Crime scene photo (1933) of the burned out shed at 30 Hawley Crescent, Camden
On Tuesday 3rd January 1933, in his rented shed at 30 Hawley Crescent in Camden, local builder Mr Samuel J Furnace died… for the very first time, but his death was not to be his last.
At 8pm, that very evening, a crowd began to gather around the merchant’s yard of Hawley Crescent as thick plumes of smoke poured from the brick shed and flames lapped at the windows. Mr Wynne, the owner called the fire brigade, and within minutes the blaze was extinguished, but it wasn’t until they’d broken down both doors, that they saw the full horror of the scene.
As sitting at his desk, in a high chair, slumped over a high wooden table, was a badly charred body of a man, identified by a lodger and Mr Wynne himself as Samuel J Furnace, the local builder who’d rented the shed. Unable to see a way out of his spiralling financial situation, Samuel Furnace took the ultimate tragic step, and ended his life by setting himself alight. He left behind a wife and three children. Their only reminder of his final hours being a suicide note, written on a typewriter (seen above), which summed up his desperation that simply read “No money. No work. Goodbye. Samuel J Furnace”.
Mr Samuel J Furnace was dead, death by suicide, and the case was closed…
…or, so you would think?
Samuel J Furnace – the “deceased”?
But a few factors didn’t sit well with the forensics, nor the Police. Why would a builder, who has access to all manner of tools, blades, tourniquets and even chemicals, set himself on fire? Why not hang himself? Drown himself in the Regent’s Canal (a 2 min walk from him shed)? Or shoot himself with the loaded gun that he owned?
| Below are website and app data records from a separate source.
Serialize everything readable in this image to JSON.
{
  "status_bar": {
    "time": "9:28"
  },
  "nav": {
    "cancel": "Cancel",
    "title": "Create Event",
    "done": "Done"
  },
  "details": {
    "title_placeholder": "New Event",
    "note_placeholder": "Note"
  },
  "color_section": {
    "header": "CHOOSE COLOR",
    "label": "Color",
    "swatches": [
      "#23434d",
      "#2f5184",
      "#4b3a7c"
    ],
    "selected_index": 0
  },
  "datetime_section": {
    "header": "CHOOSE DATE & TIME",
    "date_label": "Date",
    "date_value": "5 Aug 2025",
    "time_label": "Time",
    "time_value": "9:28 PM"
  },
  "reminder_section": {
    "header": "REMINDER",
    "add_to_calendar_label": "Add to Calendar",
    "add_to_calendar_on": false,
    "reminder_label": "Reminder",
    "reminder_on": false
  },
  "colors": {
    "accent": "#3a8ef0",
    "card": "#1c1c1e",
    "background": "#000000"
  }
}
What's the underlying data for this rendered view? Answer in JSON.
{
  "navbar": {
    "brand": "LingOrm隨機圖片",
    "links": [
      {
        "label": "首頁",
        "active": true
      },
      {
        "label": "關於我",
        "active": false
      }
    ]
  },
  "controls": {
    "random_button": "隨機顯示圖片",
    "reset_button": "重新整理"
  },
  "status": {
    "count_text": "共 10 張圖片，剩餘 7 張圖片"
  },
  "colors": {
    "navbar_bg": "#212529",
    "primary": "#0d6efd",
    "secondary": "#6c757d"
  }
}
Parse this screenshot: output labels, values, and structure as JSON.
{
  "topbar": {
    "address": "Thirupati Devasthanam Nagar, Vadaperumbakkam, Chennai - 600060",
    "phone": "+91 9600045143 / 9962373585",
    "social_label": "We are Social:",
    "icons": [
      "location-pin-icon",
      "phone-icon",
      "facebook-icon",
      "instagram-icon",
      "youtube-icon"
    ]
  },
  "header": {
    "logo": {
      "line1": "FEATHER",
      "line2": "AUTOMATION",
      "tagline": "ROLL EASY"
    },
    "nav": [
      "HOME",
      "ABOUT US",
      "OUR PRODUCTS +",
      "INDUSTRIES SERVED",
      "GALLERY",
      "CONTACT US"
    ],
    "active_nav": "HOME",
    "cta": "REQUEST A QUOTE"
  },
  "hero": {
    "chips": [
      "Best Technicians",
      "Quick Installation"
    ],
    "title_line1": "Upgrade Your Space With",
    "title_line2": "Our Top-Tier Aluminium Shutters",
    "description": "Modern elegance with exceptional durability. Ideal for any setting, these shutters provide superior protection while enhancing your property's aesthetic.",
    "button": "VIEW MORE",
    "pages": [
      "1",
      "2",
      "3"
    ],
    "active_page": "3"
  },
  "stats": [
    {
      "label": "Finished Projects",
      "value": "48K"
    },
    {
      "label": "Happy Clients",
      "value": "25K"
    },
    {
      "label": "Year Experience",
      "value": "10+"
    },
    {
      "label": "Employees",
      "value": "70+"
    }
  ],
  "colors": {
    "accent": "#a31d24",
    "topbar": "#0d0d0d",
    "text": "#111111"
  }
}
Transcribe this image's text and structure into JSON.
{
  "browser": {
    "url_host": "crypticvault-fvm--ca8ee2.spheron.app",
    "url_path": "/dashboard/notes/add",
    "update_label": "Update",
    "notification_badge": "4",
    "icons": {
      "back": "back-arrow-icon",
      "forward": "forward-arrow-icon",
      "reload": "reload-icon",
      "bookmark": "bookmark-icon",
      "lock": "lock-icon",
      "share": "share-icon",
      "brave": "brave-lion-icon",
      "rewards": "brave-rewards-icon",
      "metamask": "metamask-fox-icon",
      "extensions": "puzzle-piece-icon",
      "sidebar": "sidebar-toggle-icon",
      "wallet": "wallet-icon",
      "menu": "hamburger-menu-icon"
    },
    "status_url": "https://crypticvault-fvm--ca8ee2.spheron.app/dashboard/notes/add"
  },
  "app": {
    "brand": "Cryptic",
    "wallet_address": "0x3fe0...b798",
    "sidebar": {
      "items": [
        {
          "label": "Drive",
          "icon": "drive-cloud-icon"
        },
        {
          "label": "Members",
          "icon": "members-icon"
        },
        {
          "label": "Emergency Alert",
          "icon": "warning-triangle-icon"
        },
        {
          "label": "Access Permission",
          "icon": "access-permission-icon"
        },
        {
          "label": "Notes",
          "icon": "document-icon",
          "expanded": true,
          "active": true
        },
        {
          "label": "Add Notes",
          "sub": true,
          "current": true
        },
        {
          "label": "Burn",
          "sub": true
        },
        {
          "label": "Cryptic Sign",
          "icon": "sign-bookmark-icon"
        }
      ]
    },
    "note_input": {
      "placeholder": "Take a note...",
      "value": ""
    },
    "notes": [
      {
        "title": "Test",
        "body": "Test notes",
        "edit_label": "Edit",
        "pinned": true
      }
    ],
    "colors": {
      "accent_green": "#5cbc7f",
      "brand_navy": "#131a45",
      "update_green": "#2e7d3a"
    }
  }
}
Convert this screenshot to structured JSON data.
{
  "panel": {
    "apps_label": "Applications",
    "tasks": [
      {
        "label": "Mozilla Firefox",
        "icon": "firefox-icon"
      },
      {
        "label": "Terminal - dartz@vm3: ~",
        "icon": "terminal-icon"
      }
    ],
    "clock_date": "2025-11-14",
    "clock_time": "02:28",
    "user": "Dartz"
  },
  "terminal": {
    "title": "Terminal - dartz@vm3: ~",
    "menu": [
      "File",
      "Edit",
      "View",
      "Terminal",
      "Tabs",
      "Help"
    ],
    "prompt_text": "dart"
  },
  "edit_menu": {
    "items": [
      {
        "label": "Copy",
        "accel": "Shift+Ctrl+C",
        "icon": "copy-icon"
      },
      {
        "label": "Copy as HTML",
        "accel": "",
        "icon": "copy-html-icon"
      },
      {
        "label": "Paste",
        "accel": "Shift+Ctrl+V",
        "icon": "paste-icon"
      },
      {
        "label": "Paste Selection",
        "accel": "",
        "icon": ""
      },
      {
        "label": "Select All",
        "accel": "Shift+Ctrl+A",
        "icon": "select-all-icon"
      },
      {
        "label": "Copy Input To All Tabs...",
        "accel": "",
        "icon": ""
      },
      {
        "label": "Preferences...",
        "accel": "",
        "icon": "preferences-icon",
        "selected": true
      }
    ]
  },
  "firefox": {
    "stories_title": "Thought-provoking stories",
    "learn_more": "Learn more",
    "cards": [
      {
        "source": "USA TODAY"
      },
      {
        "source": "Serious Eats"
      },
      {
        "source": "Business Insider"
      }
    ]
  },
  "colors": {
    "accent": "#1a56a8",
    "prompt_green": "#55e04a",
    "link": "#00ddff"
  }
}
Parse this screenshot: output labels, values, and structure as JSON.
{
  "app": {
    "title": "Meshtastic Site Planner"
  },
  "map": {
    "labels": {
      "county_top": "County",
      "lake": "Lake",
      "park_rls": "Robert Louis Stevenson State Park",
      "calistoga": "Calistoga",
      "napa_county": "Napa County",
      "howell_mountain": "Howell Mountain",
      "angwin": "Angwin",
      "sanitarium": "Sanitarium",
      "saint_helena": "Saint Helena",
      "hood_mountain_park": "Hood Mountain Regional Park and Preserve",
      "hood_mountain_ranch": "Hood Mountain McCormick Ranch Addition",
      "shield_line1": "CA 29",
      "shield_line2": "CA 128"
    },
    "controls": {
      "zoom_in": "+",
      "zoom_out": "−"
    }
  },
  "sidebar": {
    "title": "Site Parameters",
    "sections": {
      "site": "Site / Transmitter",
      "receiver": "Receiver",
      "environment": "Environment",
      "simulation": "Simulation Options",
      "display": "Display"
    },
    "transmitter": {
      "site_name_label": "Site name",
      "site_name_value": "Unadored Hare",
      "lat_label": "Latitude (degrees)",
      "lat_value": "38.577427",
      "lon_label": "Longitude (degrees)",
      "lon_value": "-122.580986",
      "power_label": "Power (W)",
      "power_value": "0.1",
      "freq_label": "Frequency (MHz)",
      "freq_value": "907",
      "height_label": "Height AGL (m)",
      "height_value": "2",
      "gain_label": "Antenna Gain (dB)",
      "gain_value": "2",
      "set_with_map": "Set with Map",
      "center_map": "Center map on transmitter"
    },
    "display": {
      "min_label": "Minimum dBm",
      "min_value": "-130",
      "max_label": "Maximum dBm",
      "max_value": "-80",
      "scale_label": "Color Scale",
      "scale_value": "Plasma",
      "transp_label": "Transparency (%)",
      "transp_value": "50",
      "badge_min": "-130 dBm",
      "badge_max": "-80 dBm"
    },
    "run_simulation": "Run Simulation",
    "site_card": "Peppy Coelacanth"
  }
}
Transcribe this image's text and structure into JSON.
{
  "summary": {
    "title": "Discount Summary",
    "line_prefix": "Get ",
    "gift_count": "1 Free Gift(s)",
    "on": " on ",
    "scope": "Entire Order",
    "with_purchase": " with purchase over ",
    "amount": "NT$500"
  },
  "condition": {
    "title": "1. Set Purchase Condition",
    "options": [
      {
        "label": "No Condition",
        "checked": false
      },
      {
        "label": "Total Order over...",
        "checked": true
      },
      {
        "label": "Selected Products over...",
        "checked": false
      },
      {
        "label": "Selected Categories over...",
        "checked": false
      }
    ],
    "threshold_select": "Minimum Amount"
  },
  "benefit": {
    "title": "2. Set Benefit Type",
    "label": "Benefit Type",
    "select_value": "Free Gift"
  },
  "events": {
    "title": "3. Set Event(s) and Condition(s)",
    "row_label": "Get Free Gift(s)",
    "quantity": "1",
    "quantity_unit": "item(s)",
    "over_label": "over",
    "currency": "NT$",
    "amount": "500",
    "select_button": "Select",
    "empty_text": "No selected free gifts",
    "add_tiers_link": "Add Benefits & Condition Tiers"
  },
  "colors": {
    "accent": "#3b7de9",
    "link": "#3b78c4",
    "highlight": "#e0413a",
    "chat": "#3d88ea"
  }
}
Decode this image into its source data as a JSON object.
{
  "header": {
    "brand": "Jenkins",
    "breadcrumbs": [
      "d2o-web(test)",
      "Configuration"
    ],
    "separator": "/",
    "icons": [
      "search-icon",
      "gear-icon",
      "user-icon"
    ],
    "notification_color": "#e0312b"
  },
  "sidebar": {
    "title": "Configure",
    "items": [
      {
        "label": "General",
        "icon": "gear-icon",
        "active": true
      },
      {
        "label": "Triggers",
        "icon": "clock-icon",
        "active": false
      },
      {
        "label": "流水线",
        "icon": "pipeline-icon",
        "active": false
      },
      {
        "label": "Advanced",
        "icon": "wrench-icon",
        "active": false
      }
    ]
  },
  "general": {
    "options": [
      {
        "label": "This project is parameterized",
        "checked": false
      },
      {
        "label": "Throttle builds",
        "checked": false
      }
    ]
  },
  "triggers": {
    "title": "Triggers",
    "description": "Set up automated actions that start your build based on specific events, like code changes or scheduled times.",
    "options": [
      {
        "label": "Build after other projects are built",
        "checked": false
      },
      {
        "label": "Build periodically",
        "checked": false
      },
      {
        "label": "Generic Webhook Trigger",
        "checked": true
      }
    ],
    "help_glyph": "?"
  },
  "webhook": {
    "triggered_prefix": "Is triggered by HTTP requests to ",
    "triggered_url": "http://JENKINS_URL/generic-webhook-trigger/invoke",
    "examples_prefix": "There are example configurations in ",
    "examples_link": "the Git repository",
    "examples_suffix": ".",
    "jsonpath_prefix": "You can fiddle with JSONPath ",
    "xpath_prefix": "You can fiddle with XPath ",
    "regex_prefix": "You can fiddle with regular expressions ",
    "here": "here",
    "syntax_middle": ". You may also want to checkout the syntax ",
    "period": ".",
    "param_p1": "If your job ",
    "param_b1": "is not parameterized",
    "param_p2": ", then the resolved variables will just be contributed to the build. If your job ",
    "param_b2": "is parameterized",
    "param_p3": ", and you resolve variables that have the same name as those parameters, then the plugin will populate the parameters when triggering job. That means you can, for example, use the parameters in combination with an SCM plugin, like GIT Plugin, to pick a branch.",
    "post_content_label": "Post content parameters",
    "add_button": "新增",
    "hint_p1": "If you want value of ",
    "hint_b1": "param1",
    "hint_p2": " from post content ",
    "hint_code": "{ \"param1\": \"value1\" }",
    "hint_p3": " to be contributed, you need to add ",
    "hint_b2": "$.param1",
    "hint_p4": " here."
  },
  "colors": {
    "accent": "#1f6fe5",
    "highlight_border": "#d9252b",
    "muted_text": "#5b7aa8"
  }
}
Why write a suicide note, using paper, when you plan to set yourself on fire? And even more bizarrely, how did he manage to remain so still, and seated in a high chair, at his desk, after he’d set himself on fire? It simply didn’t make sense.
The Burnt Chair
When district Pathologist, Mr Bentley Purchase, examined the badly charred body, he noticed that Samuel Furnace had been shot; once in the back and once on the left-hand-side of his torso, both occurring before he’d died, and before he’d set himself alight. Which begged the question, who had shot Samuel Furnace, and – having been shot – why had Samuel set himself alight? Or, if he hasn’t, had his killer torched the body to make it look like a suicide to cover their tracks?
The Police knew that this was not a suicide – this was a murder. But, then who had killed Samuel Furnace? Well…
When the Pathologist examined the charred body he deduced that, even though two independent witnesses had identified the smouldering corpse as that of the 42 year old builder Samuel Furnace, the teeth were of a considerably younger man – twenty years younger, in fact. In a badly burned overcoat found next to the body, Police found fragments of the owner’s post-office savings slip, a debtor’s collection book and an empty wallet, all marked with the – slightly scorched but still legible – name of “W Spatchett”.
Walter Spatchett, a 25 year old debt collector, who’d gone missing that day, having completed his rounds, collecting £40 (roughly £2000 today) from debtors and made a sizable withdrawal from his savings account, had returned to the shed he’d shared with Samuel Furnace – who Walter had bailed out financially on numerous occasions – and was never seen again.
It seems that no-one had shot Samuel Furnace, nor had they set him on fire. Instead, he was alive, well and on the run. He’d murdered Walter Spatchett, having accrued an unmanageable number of debts, being short of work, low on cash, frustratingly married and living a lifestyle he couldn’t afford with numerous “lady friends”. As well as having recently renewed his life own insurance policy.
Samuel Furnace planned to disappear, but this was thwarted by his own brother-in-law, who Furnace had sent a desperate letter to, asking to meet him in Southend with “a bag full of clothes” and no explanation. His brother-in-law agreed, but not before he’d tipped off the Police, an ambush was set, and Furnace was captured and arrested.
In custody, Samuel Furnace claimed that he’d “accidentally” shot Walter Spachett (albeit twice), stolen his money to escape his financial woes, set the shed on fire to cover his tracks, and had thrown his gun into the Regent’s Canal. Furnace was charged that evening with murder.
But he was never brought to trial, as the night after his arrest, as he rested in his prison cell, he complained that he was cold and asked the officer on duty if he could have his overcoat to keep himself warm. At 7am the next morning, as the officer checked his cell, and saw Furnace raising a small bottle to his lips, that he’d hidden in the lining of his coat (should he ever need it). It was hydrochloric acid.
Samuel Furnace died 24 hours later in St Pancras Hospital, his last words from his burning lips being “my dear wife…”. Oddly, Samuel Furnace died on 16th January 1933, thirteen days after he’d originally died, but this second suicide, was the to be last. Samuel Furnace was dead.
And his windfall to save his family from spiraling debts was not to be, as having not checked the small print, his life insurance policy was deemed null & void, as it did not cover him… for suicide.
30 Hawley Crescent today, now “Poppies Fish & Chips